Who owns the IPR to Contractor’s Work? | DCR Workforce Blog

Who owns the IPR to Contractor’s Work?

Intellectual property rights celebrate the creative genius of humans but they are also the stuff real life nightmares and Hollywood movies are made of! Take ‘Social Network’, which dramatizes the sensational dispute between the Winklevoss twins and the founder of Facebook, Zuckerberg. The twins’ single-minded pursuit of their claim got them a $65 million pay off. There are many more individuals and organizations who have failed to prove their rightful claim to their creative work or brainchild when someone else walked away with it and made profits!

More and more technology companies are going the contract employee route these days and any failure to protect IPR could result in a major setback to their operations, when we consider how technology lives from one release to the next, these days. Organizations may own such intellectual property, or it could also be something they had paid the worker to create for them. How do organizations protect their Intellectual Property Rights from contract employees who need to gain access to proprietary information in the due course of their work and also when they are assigned duties which result in producing a creative work?

 Activities that create an IPR

Let us take a look at the kind of activities which would result in an IPR in the hands of a worker, sometimes without plan or volition outside of activities like research which are expected to create intellectual property.

  • Writing an article or a book or creating any other reading or reference material.
  • Designing/creating artwork, logo, graphics, architectural blueprints, toys, games, computer software, music, photographs or films etc.

The important question to ask here is; does the title to the intellectual property automatically get transferred to the employer or the client who assigned the work to the contractor or does the contractor have full rights over his/her own creation? What happens if the contractor was hired as a temporary worker, or an independent contractor? Who has the right to use the work, copy it, distribute it or establish a commercial use for it of any sort?

Get the Copyright:

Some jobs are designated as work-for-hire where the title to the work remains with whoever commissioned the task. The Jobs are detailed below:

  • A contribution to a collective literary work or translation
  • Any audio-visual production
  • A compilation
  • A supplementary work (e.g.: appendices, bibliographies, charts)
  • A test or answer material for a test
  • An instructional manual or text
  • An atlas

It is possible to get legally entitled to a work-for-hire as its author, if and only if there is a contract specifying such terms in place with the contractor, whether temporary or independent. The written legal agreement entered into must clearly mention the particulars and details of with whom the copyrights or license over the work will be vested.  In some cases, there could be a sharing arrangement which distributes the claim, and specifies which portion of rights will vest with whom and the purpose for which the rights may be claimed.

Other safeguards that can be put in place pertain to the use of company resources and what happens to the worker’s output.
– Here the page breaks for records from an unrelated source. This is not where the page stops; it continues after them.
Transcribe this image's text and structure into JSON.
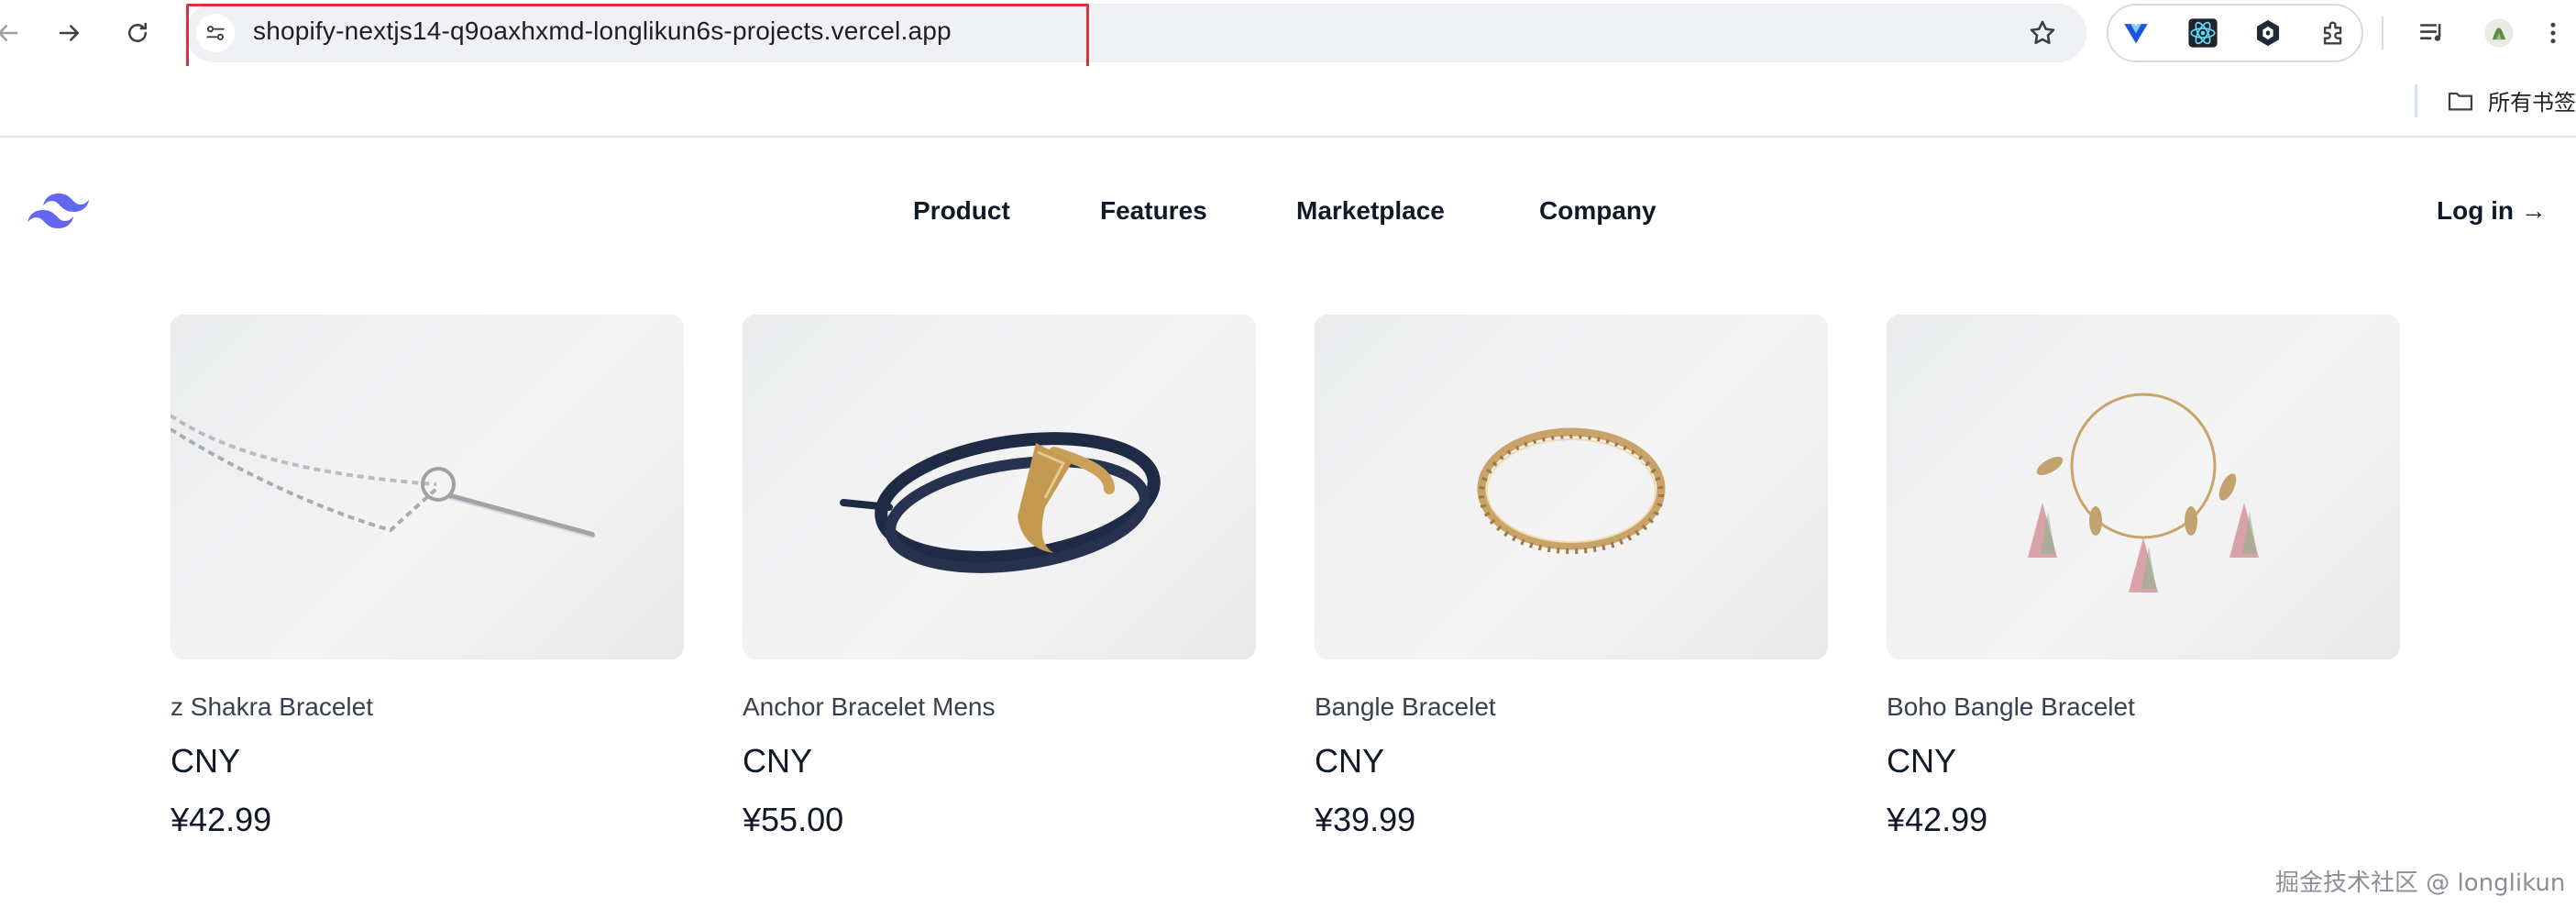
{
  "browser": {
    "url": "shopify-nextjs14-q9oaxhxmd-longlikun6s-projects.vercel.app",
    "bookmarks_folder": "所有书签"
  },
  "site": {
    "nav": [
      "Product",
      "Features",
      "Marketplace",
      "Company"
    ],
    "login": "Log in →",
    "brand_color": "#6366f1"
  },
  "products": [
    {
      "name": "z Shakra Bracelet",
      "currency": "CNY",
      "price": "¥42.99",
      "image": "silver-chain-bracelet"
    },
    {
      "name": "Anchor Bracelet Mens",
      "currency": "CNY",
      "price": "¥55.00",
      "image": "anchor-leather-bracelet"
    },
    {
      "name": "Bangle Bracelet",
      "currency": "CNY",
      "price": "¥39.99",
      "image": "gold-bangle"
    },
    {
      "name": "Boho Bangle Bracelet",
      "currency": "CNY",
      "price": "¥42.99",
      "image": "tassel-bangle"
    }
  ],
  "watermark": "掘金技术社区 @ longlikun",
  "colors": {
    "url_highlight": "#e0313b",
    "omnibox": "#eff1f5"
  }
}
Some such important clauses are detailed below:

  • Prohibit the use of company resources to create, transmit, store, copy or display any messages, images or material for personal gain or any other purpose.
  • Retain the right to access and inspect all equipment belonging to the company like computers, servers, systems, telephones, voice mail systems, desks, lockers, cabinets, vehicles or any others being used by the worker.
  • The Company should hold the right to all business emails; voice mails and other non-personal data stored or transmitted using the company’s equipment.
  • Caution the worker not to expect any personal privacy in any messages and records created, transmitted or stored on the company’s system.

On-boarding:

On-boarding and off-boarding are two aspects of contingent workforce management which need to be handled effectively to retain/protect intellectual property. These two processes are also crucial to ensure that the existing intellectual property rights are effectively protected through proper paperwork. Employers today put a “Proprietary Information Agreement” in place, signed and dated, to protect and restrict a worker’s use of knowledge with all the right clauses governing probable innovation and the rights arising out of it during the assignment as well as subsequently, in the longer term.

Off-boarding:

When worker completes the assignment and leaves the company, it is necessary to include a proper de-briefing into the exit process. This helps to reiterate and ensure the need for compliance with the obligation to waive the rights to work created by them and to see that they return all the company’s assets, sensitive/confidential information and to see that they have complete clarity on the extent of their claim (or lack thereof)!

We shall discuss the steps to be taken by a company when granting temporary workers access to existing IPR in a separate post.


Disclaimer:
The content on this blog is for informational purposes only and cannot be construed as specific legal advice or as a substitute for competent legal advice. They reflect the opinions of DCR Workforce and may not reflect the opinions of any individual attorney. Do contact an attorney for advice specific to your issue or problem.
Lalita is a people/project manager with extensive experience in operations, HCM and training and development across industries like banking, education, business consulting, BPO and information technology. She believes in a dynamic approach to life and learning as change is the only constant.